Strana 1 - By a faction, I understand a number of citizens, whether amounting to a majority or minority of the whole, who are united and actuated by some common impulse of passion or of interest, adverse to the rights of other citizens, or to the permanent and aggregate interests of the community.
Strana 47 - The foregoing cases suggest that specific guarantees in the Bill of Rights have penumbras, formed by emanations from those guarantees that help give them life and substance.
Strana 66 - South Carolina can never receive the plan if it prohibits the slave trade. In every proposed extension of the powers of Congress, that state has expressly and watchfully excepted that of meddling with the importation of Negroes.
Strana 213 - I fear for the future. I fear for the liberty and equality of the millions of women who have lived and come of age in the 16 years since Roe was decided. I fear for the integrity of, and public esteem for, this Court.
Strana 66 - Religion and humanity had nothing to do with this question. Interest alone is the governing principle with nations. The true question at present is, whether the Southern States shall or shall not be parties to the Union.
Strana 196 - Court that it is not the proper function of the legislature or the courts to place viability, which essentially is a medical concept, at a specific point in the gestation period. The time when viability is achieved may vary with each pregnancy, and the determination of whether a particular fetus is viable is, and must be, a matter for the judgment of the responsible attending physician.
Strana 49 - The freedom to marry has long been recognized as one of the vital personal rights essential to the orderly pursuit of happiness by free men. Marriage is one of the "basic civil rights of man," fundamental to our very existence and survival.
Strana 196 - For the stage subsequent to viability the State, in promoting its interest in the potentiality of human life, may, if it chooses, regulate, and even proscribe, abortion except where it is necessary, in appropriate medical judgment, for the preservation of the life or health of the mother.

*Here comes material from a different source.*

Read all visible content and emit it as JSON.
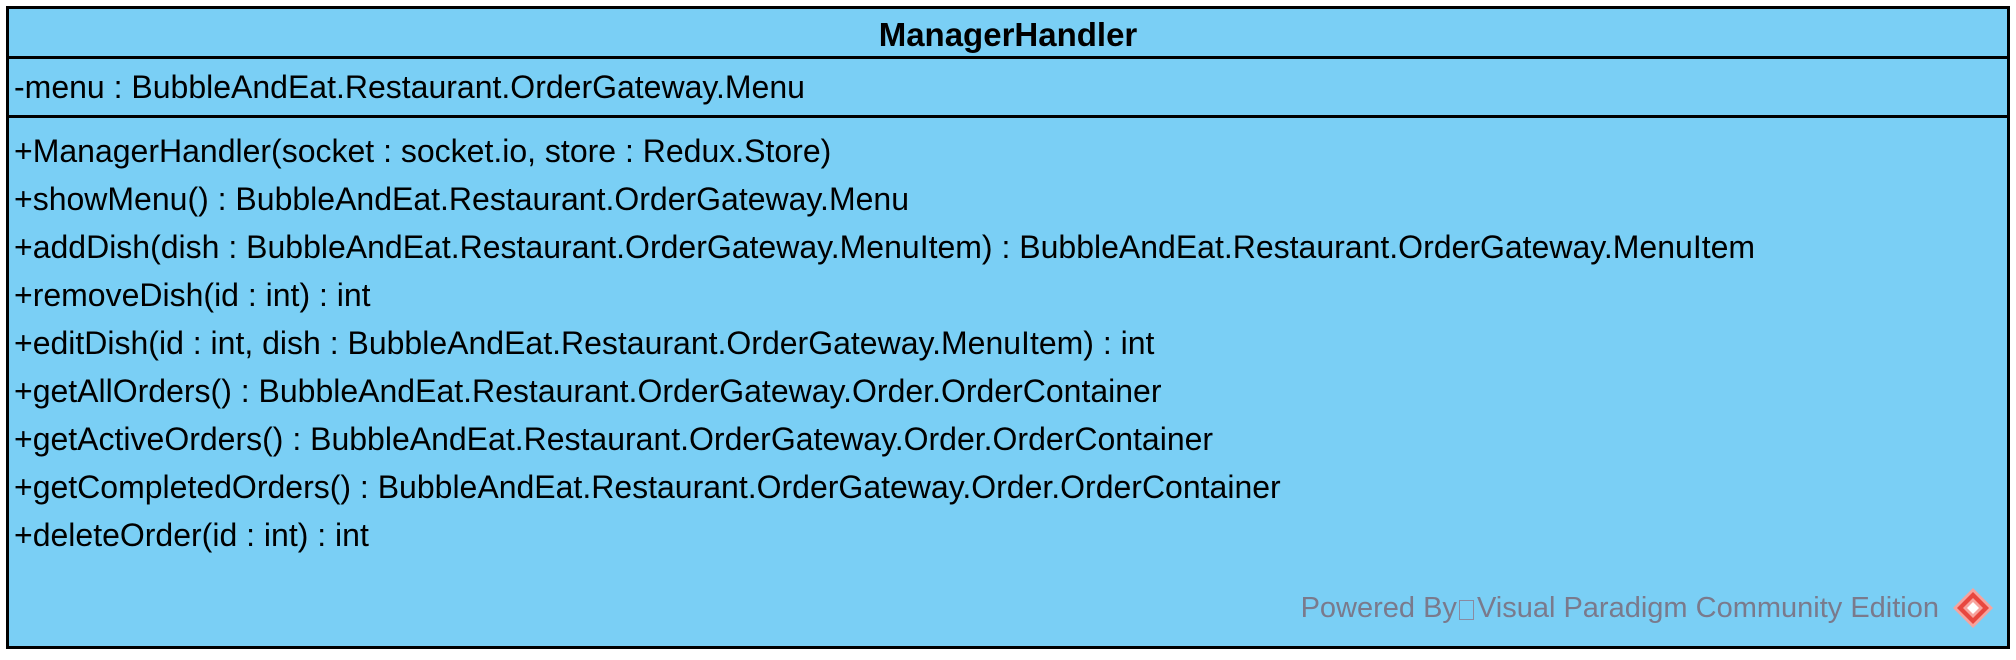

Strana 37 - This means, on the other hand, that, for the period of pregnancy prior to this "compelling" point, the attending physician, in consultation with his patient, is free to determine, without regulation by the State, that in his medical judgment the patient's pregnancy should be terminated. If that decision is reached, the judgment may be effectuated by an abortion free of interference by the State. With respect to the State's important and legitimate interest in potential life, the "compelling
Strana 171 - States, every free person born on the soil of a State, who is a citizen of that State by force of its Constitution or laws, is also a citizen of the United States.

Bibliografické údaje